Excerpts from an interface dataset
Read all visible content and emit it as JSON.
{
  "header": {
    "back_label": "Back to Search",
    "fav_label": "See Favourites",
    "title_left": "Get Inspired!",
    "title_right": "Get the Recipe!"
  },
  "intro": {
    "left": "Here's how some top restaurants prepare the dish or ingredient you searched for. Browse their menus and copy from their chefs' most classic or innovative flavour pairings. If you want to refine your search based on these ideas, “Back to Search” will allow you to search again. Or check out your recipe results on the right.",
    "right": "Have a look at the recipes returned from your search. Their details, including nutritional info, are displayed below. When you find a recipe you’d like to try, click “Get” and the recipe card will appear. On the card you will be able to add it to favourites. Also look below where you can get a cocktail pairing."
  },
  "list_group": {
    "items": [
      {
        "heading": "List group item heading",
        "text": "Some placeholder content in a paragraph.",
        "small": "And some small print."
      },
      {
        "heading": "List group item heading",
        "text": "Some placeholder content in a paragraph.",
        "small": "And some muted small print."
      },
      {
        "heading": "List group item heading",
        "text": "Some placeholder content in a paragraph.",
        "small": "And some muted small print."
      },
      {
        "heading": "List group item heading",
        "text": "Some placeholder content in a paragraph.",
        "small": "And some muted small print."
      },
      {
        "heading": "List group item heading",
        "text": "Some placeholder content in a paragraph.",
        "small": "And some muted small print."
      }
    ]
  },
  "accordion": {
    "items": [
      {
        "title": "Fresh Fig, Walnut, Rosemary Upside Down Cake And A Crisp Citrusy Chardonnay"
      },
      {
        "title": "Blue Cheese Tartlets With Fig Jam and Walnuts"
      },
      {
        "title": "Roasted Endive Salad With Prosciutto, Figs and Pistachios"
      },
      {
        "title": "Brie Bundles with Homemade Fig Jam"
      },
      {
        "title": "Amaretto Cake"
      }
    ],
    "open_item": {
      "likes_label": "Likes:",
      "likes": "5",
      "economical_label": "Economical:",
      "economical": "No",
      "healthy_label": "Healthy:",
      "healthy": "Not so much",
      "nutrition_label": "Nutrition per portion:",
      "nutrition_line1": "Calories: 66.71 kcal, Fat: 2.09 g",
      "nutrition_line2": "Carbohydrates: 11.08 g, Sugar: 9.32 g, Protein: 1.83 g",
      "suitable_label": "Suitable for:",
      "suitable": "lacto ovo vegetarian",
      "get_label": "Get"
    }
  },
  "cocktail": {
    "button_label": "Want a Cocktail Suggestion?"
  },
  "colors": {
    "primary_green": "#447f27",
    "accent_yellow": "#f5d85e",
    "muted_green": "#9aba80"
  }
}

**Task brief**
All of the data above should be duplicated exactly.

**Task response**
Read all visible content and emit it as JSON.
{
  "header": {
    "back_label": "Back to Search",
    "fav_label": "See Favourites",
    "title_left": "Get Inspired!",
    "title_right": "Get the Recipe!"
  },
  "intro": {
    "left": "Here's how some top restaurants prepare the dish or ingredient you searched for. Browse their menus and copy from their chefs' most classic or innovative flavour pairings. If you want to refine your search based on these ideas, “Back to Search” will allow you to search again. Or check out your recipe results on the right.",
    "right": "Have a look at the recipes returned from your search. Their details, including nutritional info, are displayed below. When you find a recipe you’d like to try, click “Get” and the recipe card will appear. On the card you will be able to add it to favourites. Also look below where you can get a cocktail pairing."
  },
  "list_group": {
    "items": [
      {
        "heading": "List group item heading",
        "text": "Some placeholder content in a paragraph.",
        "small": "And some small print."
      },
      {
        "heading": "List group item heading",
        "text": "Some placeholder content in a paragraph.",
        "small": "And some muted small print."
      },
      {
        "heading": "List group item heading",
        "text": "Some placeholder content in a paragraph.",
        "small": "And some muted small print."
      },
      {
        "heading": "List group item heading",
        "text": "Some placeholder content in a paragraph.",
        "small": "And some muted small print."
      },
      {
        "heading": "List group item heading",
        "text": "Some placeholder content in a paragraph.",
        "small": "And some muted small print."
      }
    ]
  },
  "accordion": {
    "items": [
      {
        "title": "Fresh Fig, Walnut, Rosemary Upside Down Cake And A Crisp Citrusy Chardonnay"
      },
      {
        "title": "Blue Cheese Tartlets With Fig Jam and Walnuts"
      },
      {
        "title": "Roasted Endive Salad With Prosciutto, Figs and Pistachios"
      },
      {
        "title": "Brie Bundles with Homemade Fig Jam"
      },
      {
        "title": "Amaretto Cake"
      }
    ],
    "open_item": {
      "likes_label": "Likes:",
      "likes": "5",
      "economical_label": "Economical:",
      "economical": "No",
      "healthy_label": "Healthy:",
      "healthy": "Not so much",
      "nutrition_label": "Nutrition per portion:",
      "nutrition_line1": "Calories: 66.71 kcal, Fat: 2.09 g",
      "nutrition_line2": "Carbohydrates: 11.08 g, Sugar: 9.32 g, Protein: 1.83 g",
      "suitable_label": "Suitable for:",
      "suitable": "lacto ovo vegetarian",
      "get_label": "Get"
    }
  },
  "cocktail": {
    "button_label": "Want a Cocktail Suggestion?"
  },
  "colors": {
    "primary_green": "#447f27",
    "accent_yellow": "#f5d85e",
    "muted_green": "#9aba80"
  }
}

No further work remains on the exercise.